Your knee is more complex than you may realize. It consists of interconnected structures—two types of cartilage, two important tendons, four main ligaments, and three main bones—that work together to give it stability, flexibility, and range of motion. However, while these components are crucial for the proper function of your knee, they are also potential sites for injury, whether due to normal wear and tear, repetitive stress, or trauma.
At the Center for Orthopaedic Surgery and Sports Medicine in San Antonio, Texas, our board-certified orthopedic doctors provide high-quality, comprehensive care for a wide range of knee conditions. Here a few of those that we treat at our facility.
As with life in general, things go smoothly when they are “in the groove.” Such is the case with your kneecap, also known as patella. As long as it stays in its groove in your knee, you can move easily; however, when it slips out, it causes pain and other discomforts, such as swelling, stiffness, and crackling sensation during movement.
Our orthopedic doctors at the Center for Orthopedic Surgery and Sports Medicine usually order an X-ray to see how the kneecap fits into its groove. If you sustained just a partial dislocation, we may recommend nonsurgical treatments, such as braces and exercises. Braces are intended for immobilizing the area, while exercises are geared toward strengthening the muscles in your thigh to ensure kneecap alignment.
However, if your kneecap is totally dislocated, we may perform patellar reduction.
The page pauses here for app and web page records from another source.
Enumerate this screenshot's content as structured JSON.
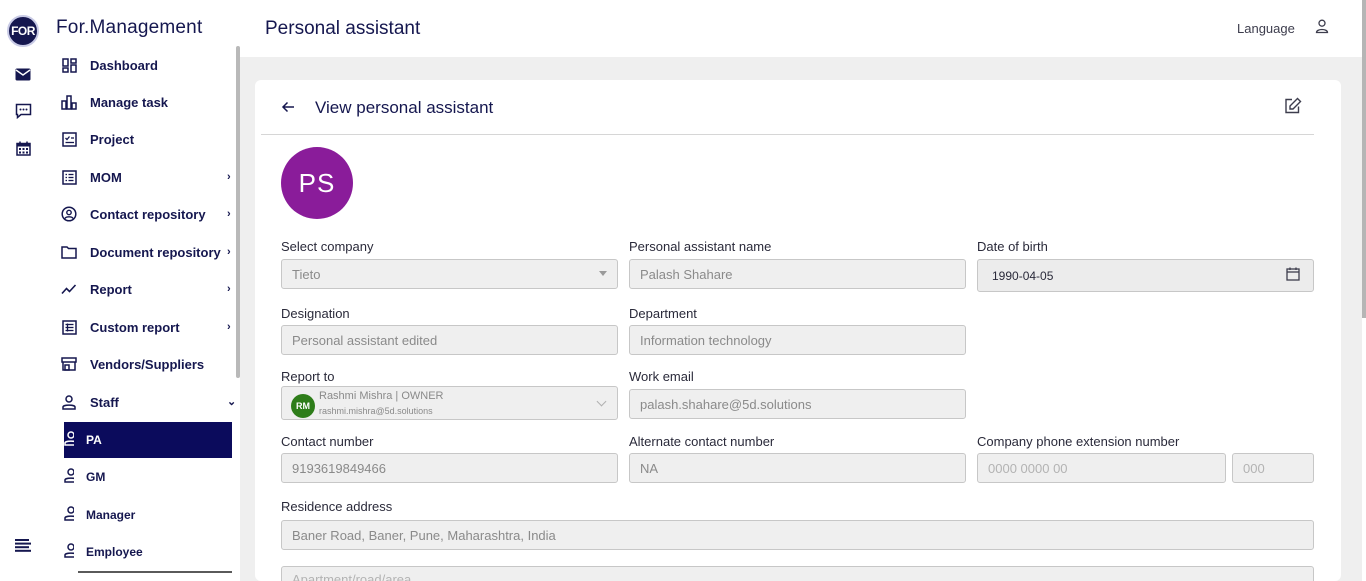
{
  "app": {
    "logo_text": "FOR",
    "brand": "For.Management"
  },
  "rail": {
    "icons": [
      "mail-icon",
      "chat-icon",
      "calendar-icon",
      "menu-icon"
    ]
  },
  "sidebar": {
    "items": [
      {
        "label": "Dashboard",
        "icon": "dashboard-icon",
        "has_submenu": false
      },
      {
        "label": "Manage task",
        "icon": "bar-chart-icon",
        "has_submenu": false
      },
      {
        "label": "Project",
        "icon": "project-icon",
        "has_submenu": false
      },
      {
        "label": "MOM",
        "icon": "list-icon",
        "has_submenu": true
      },
      {
        "label": "Contact repository",
        "icon": "contact-icon",
        "has_submenu": true
      },
      {
        "label": "Document repository",
        "icon": "folder-icon",
        "has_submenu": true
      },
      {
        "label": "Report",
        "icon": "trend-icon",
        "has_submenu": true
      },
      {
        "label": "Custom report",
        "icon": "table-icon",
        "has_submenu": true
      },
      {
        "label": "Vendors/Suppliers",
        "icon": "store-icon",
        "has_submenu": false
      },
      {
        "label": "Staff",
        "icon": "person-icon",
        "has_submenu": true,
        "expanded": true
      }
    ],
    "staff_subitems": [
      {
        "label": "PA",
        "active": true
      },
      {
        "label": "GM",
        "active": false
      },
      {
        "label": "Manager",
        "active": false
      },
      {
        "label": "Employee",
        "active": false
      }
    ],
    "chevron_right": "›",
    "chevron_down": "⌄"
  },
  "header": {
    "title": "Personal assistant",
    "language_label": "Language"
  },
  "card": {
    "title": "View personal assistant",
    "avatar_initials": "PS",
    "avatar_color": "#8a1c9a"
  },
  "form": {
    "select_company": {
      "label": "Select company",
      "value": "Tieto"
    },
    "pa_name": {
      "label": "Personal assistant name",
      "value": "Palash Shahare"
    },
    "dob": {
      "label": "Date of birth",
      "value": "1990-04-05"
    },
    "designation": {
      "label": "Designation",
      "value": "Personal assistant edited"
    },
    "department": {
      "label": "Department",
      "value": "Information technology"
    },
    "report_to": {
      "label": "Report to",
      "initials": "RM",
      "name": "Rashmi Mishra | OWNER",
      "email": "rashmi.mishra@5d.solutions"
    },
    "work_email": {
      "label": "Work email",
      "value": "palash.shahare@5d.solutions"
    },
    "contact_number": {
      "label": "Contact number",
      "value": "9193619849466"
    },
    "alt_contact": {
      "label": "Alternate contact number",
      "value": "NA"
    },
    "company_ext": {
      "label": "Company phone extension number",
      "phone_placeholder": "0000 0000 00",
      "ext_placeholder": "000"
    },
    "residence": {
      "label": "Residence address",
      "value": "Baner Road, Baner, Pune, Maharashtra, India",
      "apartment_placeholder": "Apartment/road/area"
    }
  }
}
This is a safe, simple procedure in which we will apply gentle force to correctly align your kneecap and restore it to its normal position.
If your kneecap continues to slip out of its groove, we may require surgery to realign or tighten the tendons that keep the kneecap in its place or release the tissues that are pulling your kneecap off track.
Osteoarthritis is the most common form of knee arthritis that occurs as a result of the gradual wear and tear of the cartilage in the knee.
Over-the-counter or prescription anti-inflammatories and pain relievers, as well as health supplements such as chondroitin sulfate and glucosamine—both of which also have anti-inflammatory properties—are typically the first-line treatment for knee arthritis.
We may prescribe these medications in conjunction with other nonsurgical treatment methods, such as steroid injections and viscosupplementation. The latter is a series of hyaluronic acid injections that restores the cushioning and lubricating properties of the synovial fluid—the fluid found in our joints.
We also recommend strengthening and stretching exercises, and lifestyle modifications such as proper diet and weight management to reduce the strain on your knee/s, if you have excess weight issues.
However, if nonsurgical options fail to provide relief, we may recommend any of the following surgical procedures, depending on the extent of the joint damage:
- Arthroscopic surgery– this involves the removal of any debris or repair of torn cartilage inside your joint that might be exacerbating your condition.
The procedure is done via arthroscopy, a minimally invasive approach in which smaller incisions are made to access the inside of your knee.
- Knee osteotomy– either the shinbone or thigh bone is cut and reshaped to take the pressure off your knee
- Total or partial knee replacement– this is when your surgeon replaces the damaged part(s) of your joint with prosthesis to alleviate pain and restore normal knee function
Knee Sprains or Strains
If you’re confused about the difference between a knee sprain and a knee strain, the former occurs when the ligament in your knee is torn or stretched, while the latter pertains to the injury to the muscle or tendon.
Symptoms of a knee sprain include pain, bruising, inflammation, limited mobility, and a popping sensation, while in a knee strain, you may feel pain, swelling, muscle weakness, muscle spasm, and limited function.
The treatment we recommend for both sprains and strains will usually depend on their severity. For mild cases of both injuries, we recommend the R.I.C.E. (rest, ice, compression, and elevation) method to alleviate pain and swelling. For faster healing and recovery, we recommend physical therapy. For severe cases of both injuries, we typically require braces or splints to immobilize the knee, or surgery to repair the ligament and/or tendon, or ruptured muscle. Surgery is also usually followed by months of physical therapy.
High-Quality Orthopedic Care in San Antonio, TX
Knee pain may be common, but that doesn’t mean you should just put up with it!
For prompt, high-quality treatment for your knee condition, schedule an appointment with one of our orthopedic doctors at the Center for Orthopaedic Surgery and Sports Medicine.
Call us at 210-692-7400 or use our appointment request form today.